Canada’s headline inflation turned negative in April. On a year-on-year basis, consumer price inflation came in at -0.2 percent from +0.9 percent seen in March. Energy prices dropped 23.7 percent year-on-year, led by gasoline that fell 39.3 percent, primarily contributing to the fall in prices. Stripping energy, prices rose 1.6 percent year-on-year.
Adjusting for seasonality, consumer prices dropped 0.7 percent sequentially. This followed a 0.9 percent fall in March. The other categories seeing price falls were those most heavily-affected by COVID-related shutdowns. Traveler accommodation dropped 9.8 percent year-on-year and clothing and footwear prices fell 4.1 percent. Meanwhile, food prices accelerated to 3.4 percent year-on-year.
Only one of three of the Bank of Canada’s core inflation measures eased in April. CPI-common dropped to 1.6 percent, while CPI-median and CPI-trim remained at 2 percent and 1.8 percent, respectively.

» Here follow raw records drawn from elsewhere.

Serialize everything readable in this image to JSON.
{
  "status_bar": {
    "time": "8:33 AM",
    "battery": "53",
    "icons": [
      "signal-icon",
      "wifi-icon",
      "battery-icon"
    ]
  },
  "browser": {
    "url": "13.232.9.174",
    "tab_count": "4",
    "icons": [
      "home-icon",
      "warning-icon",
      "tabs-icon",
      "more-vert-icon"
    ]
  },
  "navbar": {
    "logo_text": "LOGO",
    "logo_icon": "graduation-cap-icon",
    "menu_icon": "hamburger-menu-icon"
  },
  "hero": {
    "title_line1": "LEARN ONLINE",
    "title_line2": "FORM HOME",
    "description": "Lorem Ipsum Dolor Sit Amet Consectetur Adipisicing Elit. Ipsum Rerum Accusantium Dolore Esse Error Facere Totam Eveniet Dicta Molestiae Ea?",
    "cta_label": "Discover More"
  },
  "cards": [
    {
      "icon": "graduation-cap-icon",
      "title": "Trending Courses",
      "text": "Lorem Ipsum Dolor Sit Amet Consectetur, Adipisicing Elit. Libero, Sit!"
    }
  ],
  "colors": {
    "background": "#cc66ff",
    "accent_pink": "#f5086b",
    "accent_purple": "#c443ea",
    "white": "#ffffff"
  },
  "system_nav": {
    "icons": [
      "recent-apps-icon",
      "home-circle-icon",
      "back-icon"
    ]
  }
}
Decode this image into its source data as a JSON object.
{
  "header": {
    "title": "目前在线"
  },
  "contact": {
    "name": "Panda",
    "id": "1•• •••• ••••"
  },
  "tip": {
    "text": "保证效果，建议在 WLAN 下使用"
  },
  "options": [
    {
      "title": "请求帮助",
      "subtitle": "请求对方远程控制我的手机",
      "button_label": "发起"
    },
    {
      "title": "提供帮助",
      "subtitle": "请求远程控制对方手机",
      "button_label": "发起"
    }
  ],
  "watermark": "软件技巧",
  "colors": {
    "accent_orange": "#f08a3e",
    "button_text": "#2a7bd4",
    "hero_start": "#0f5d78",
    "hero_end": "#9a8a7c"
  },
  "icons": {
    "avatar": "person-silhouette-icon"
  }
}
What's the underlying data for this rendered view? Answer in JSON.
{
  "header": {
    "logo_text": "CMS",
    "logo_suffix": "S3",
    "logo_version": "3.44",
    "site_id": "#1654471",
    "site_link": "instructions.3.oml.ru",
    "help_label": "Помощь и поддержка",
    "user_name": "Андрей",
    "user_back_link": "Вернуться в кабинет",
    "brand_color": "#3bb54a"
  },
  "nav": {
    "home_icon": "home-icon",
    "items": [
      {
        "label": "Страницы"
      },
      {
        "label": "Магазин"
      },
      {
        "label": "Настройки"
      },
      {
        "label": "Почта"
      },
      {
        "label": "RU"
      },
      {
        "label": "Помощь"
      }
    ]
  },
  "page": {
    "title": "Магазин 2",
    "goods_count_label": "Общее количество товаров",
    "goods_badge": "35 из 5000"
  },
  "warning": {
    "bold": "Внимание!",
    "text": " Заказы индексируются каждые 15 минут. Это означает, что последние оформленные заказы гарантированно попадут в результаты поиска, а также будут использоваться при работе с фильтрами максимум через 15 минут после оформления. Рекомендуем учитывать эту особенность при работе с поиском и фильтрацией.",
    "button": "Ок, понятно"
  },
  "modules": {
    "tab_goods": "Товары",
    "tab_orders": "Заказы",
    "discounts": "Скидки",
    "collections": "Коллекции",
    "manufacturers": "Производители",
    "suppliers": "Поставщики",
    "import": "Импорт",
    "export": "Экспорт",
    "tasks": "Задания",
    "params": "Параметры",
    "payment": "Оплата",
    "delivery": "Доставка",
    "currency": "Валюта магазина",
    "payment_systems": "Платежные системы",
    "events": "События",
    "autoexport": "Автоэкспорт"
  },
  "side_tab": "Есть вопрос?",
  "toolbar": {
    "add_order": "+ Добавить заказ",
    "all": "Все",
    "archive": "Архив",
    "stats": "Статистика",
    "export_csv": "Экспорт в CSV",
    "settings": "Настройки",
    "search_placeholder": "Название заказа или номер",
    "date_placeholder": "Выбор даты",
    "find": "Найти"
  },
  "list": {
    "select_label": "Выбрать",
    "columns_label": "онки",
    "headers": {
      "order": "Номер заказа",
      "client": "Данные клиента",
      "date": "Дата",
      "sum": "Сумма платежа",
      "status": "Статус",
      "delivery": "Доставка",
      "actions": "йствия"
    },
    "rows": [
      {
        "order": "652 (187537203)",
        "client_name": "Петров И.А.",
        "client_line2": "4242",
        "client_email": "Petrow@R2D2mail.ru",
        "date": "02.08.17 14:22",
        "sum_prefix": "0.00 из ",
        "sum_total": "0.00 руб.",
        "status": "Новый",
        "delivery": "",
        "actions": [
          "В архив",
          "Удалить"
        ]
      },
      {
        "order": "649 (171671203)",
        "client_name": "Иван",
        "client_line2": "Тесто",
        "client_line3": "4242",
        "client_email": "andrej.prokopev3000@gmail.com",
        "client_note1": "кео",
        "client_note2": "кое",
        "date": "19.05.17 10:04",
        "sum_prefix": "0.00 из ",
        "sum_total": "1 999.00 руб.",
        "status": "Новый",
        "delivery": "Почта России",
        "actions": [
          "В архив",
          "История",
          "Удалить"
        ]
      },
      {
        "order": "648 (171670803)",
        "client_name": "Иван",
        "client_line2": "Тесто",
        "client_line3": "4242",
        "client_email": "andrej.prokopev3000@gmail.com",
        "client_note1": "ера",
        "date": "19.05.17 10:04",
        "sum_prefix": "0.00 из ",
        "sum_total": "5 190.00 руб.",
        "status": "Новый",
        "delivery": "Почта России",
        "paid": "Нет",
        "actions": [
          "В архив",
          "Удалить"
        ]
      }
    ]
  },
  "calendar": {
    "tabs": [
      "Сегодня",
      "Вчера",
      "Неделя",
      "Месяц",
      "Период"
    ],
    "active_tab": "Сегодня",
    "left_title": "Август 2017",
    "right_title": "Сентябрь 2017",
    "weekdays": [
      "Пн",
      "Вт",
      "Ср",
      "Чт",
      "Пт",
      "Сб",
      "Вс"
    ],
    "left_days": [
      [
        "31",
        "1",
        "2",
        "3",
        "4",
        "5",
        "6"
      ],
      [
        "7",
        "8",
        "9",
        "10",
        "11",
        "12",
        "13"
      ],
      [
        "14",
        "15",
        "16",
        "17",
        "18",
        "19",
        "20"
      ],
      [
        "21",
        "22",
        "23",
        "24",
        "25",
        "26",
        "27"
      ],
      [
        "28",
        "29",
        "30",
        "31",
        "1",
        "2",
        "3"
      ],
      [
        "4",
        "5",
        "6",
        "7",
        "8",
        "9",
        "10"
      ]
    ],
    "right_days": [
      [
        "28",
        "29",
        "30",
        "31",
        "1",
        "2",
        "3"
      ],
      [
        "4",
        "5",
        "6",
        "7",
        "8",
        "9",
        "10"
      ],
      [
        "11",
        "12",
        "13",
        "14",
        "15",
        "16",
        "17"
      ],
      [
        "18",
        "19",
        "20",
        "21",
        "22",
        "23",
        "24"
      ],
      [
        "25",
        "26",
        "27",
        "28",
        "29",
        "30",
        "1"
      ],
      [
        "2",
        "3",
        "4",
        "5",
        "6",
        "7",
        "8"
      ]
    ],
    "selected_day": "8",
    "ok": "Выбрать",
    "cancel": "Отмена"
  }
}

“The biggest item bringing down the index – the price at the pumps – has moved higher in recent weeks. With activity slowly normalizing through May, the biggest of the price declines are likely in the rear-view mirror”, stated TD Economics in a research report.